• What to do
Reproduce each line below without any alteration.

• Raw data
= = = = = = =

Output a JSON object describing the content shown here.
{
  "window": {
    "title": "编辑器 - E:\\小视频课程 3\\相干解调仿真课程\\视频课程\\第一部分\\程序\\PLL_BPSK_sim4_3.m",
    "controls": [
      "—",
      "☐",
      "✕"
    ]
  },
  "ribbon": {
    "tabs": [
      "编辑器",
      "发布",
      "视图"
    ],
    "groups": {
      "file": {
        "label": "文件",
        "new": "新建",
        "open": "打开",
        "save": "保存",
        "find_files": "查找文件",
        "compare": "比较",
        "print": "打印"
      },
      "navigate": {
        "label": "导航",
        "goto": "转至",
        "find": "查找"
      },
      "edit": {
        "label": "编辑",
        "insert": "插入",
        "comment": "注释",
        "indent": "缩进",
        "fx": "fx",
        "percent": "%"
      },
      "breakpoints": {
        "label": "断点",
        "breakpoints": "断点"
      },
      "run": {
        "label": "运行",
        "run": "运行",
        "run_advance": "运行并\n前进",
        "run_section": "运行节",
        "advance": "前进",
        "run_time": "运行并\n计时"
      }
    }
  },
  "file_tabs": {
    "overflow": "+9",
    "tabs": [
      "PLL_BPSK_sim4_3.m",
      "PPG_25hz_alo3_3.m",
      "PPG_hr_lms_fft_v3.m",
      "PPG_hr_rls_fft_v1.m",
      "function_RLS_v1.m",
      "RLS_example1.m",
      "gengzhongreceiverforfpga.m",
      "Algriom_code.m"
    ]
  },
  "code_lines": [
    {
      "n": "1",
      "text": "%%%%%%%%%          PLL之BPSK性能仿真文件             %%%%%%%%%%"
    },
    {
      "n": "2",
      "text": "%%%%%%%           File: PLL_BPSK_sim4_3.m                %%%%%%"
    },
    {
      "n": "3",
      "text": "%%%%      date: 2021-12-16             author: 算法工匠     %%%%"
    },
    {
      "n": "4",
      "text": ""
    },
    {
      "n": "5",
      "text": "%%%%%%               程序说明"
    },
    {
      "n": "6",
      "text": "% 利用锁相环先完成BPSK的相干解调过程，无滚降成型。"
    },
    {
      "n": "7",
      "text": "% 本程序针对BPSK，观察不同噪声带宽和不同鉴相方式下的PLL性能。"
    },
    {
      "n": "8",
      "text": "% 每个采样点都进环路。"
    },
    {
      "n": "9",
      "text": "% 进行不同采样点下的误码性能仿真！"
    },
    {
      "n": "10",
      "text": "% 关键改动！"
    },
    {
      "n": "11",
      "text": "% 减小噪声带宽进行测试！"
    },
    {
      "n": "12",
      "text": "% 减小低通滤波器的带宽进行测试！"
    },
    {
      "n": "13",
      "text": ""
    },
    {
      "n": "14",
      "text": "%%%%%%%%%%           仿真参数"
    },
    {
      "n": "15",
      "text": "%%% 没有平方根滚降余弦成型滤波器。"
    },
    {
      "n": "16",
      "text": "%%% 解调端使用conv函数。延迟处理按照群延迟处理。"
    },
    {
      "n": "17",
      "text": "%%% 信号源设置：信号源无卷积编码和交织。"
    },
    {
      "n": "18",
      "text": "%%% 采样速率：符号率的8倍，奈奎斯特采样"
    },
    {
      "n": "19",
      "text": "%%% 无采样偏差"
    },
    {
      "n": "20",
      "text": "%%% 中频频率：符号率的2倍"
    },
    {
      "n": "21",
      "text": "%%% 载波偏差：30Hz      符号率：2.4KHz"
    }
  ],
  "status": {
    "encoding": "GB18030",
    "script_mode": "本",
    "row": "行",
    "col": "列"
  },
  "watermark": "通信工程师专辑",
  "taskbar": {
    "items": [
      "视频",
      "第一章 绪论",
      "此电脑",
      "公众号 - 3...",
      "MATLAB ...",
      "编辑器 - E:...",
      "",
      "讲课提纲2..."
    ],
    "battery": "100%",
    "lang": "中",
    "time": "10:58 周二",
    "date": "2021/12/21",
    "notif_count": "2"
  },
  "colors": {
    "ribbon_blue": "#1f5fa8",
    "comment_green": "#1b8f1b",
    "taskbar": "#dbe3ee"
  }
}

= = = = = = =

• Response to this task
Output a JSON object describing the content shown here.
{
  "window": {
    "title": "编辑器 - E:\\小视频课程 3\\相干解调仿真课程\\视频课程\\第一部分\\程序\\PLL_BPSK_sim4_3.m",
    "controls": [
      "—",
      "☐",
      "✕"
    ]
  },
  "ribbon": {
    "tabs": [
      "编辑器",
      "发布",
      "视图"
    ],
    "groups": {
      "file": {
        "label": "文件",
        "new": "新建",
        "open": "打开",
        "save": "保存",
        "find_files": "查找文件",
        "compare": "比较",
        "print": "打印"
      },
      "navigate": {
        "label": "导航",
        "goto": "转至",
        "find": "查找"
      },
      "edit": {
        "label": "编辑",
        "insert": "插入",
        "comment": "注释",
        "indent": "缩进",
        "fx": "fx",
        "percent": "%"
      },
      "breakpoints": {
        "label": "断点",
        "breakpoints": "断点"
      },
      "run": {
        "label": "运行",
        "run": "运行",
        "run_advance": "运行并\n前进",
        "run_section": "运行节",
        "advance": "前进",
        "run_time": "运行并\n计时"
      }
    }
  },
  "file_tabs": {
    "overflow": "+9",
    "tabs": [
      "PLL_BPSK_sim4_3.m",
      "PPG_25hz_alo3_3.m",
      "PPG_hr_lms_fft_v3.m",
      "PPG_hr_rls_fft_v1.m",
      "function_RLS_v1.m",
      "RLS_example1.m",
      "gengzhongreceiverforfpga.m",
      "Algriom_code.m"
    ]
  },
  "code_lines": [
    {
      "n": "1",
      "text": "%%%%%%%%%          PLL之BPSK性能仿真文件             %%%%%%%%%%"
    },
    {
      "n": "2",
      "text": "%%%%%%%           File: PLL_BPSK_sim4_3.m                %%%%%%"
    },
    {
      "n": "3",
      "text": "%%%%      date: 2021-12-16             author: 算法工匠     %%%%"
    },
    {
      "n": "4",
      "text": ""
    },
    {
      "n": "5",
      "text": "%%%%%%               程序说明"
    },
    {
      "n": "6",
      "text": "% 利用锁相环先完成BPSK的相干解调过程，无滚降成型。"
    },
    {
      "n": "7",
      "text": "% 本程序针对BPSK，观察不同噪声带宽和不同鉴相方式下的PLL性能。"
    },
    {
      "n": "8",
      "text": "% 每个采样点都进环路。"
    },
    {
      "n": "9",
      "text": "% 进行不同采样点下的误码性能仿真！"
    },
    {
      "n": "10",
      "text": "% 关键改动！"
    },
    {
      "n": "11",
      "text": "% 减小噪声带宽进行测试！"
    },
    {
      "n": "12",
      "text": "% 减小低通滤波器的带宽进行测试！"
    },
    {
      "n": "13",
      "text": ""
    },
    {
      "n": "14",
      "text": "%%%%%%%%%%           仿真参数"
    },
    {
      "n": "15",
      "text": "%%% 没有平方根滚降余弦成型滤波器。"
    },
    {
      "n": "16",
      "text": "%%% 解调端使用conv函数。延迟处理按照群延迟处理。"
    },
    {
      "n": "17",
      "text": "%%% 信号源设置：信号源无卷积编码和交织。"
    },
    {
      "n": "18",
      "text": "%%% 采样速率：符号率的8倍，奈奎斯特采样"
    },
    {
      "n": "19",
      "text": "%%% 无采样偏差"
    },
    {
      "n": "20",
      "text": "%%% 中频频率：符号率的2倍"
    },
    {
      "n": "21",
      "text": "%%% 载波偏差：30Hz      符号率：2.4KHz"
    }
  ],
  "status": {
    "encoding": "GB18030",
    "script_mode": "本",
    "row": "行",
    "col": "列"
  },
  "watermark": "通信工程师专辑",
  "taskbar": {
    "items": [
      "视频",
      "第一章 绪论",
      "此电脑",
      "公众号 - 3...",
      "MATLAB ...",
      "编辑器 - E:...",
      "",
      "讲课提纲2..."
    ],
    "battery": "100%",
    "lang": "中",
    "time": "10:58 周二",
    "date": "2021/12/21",
    "notif_count": "2"
  },
  "colors": {
    "ribbon_blue": "#1f5fa8",
    "comment_green": "#1b8f1b",
    "taskbar": "#dbe3ee"
  }
}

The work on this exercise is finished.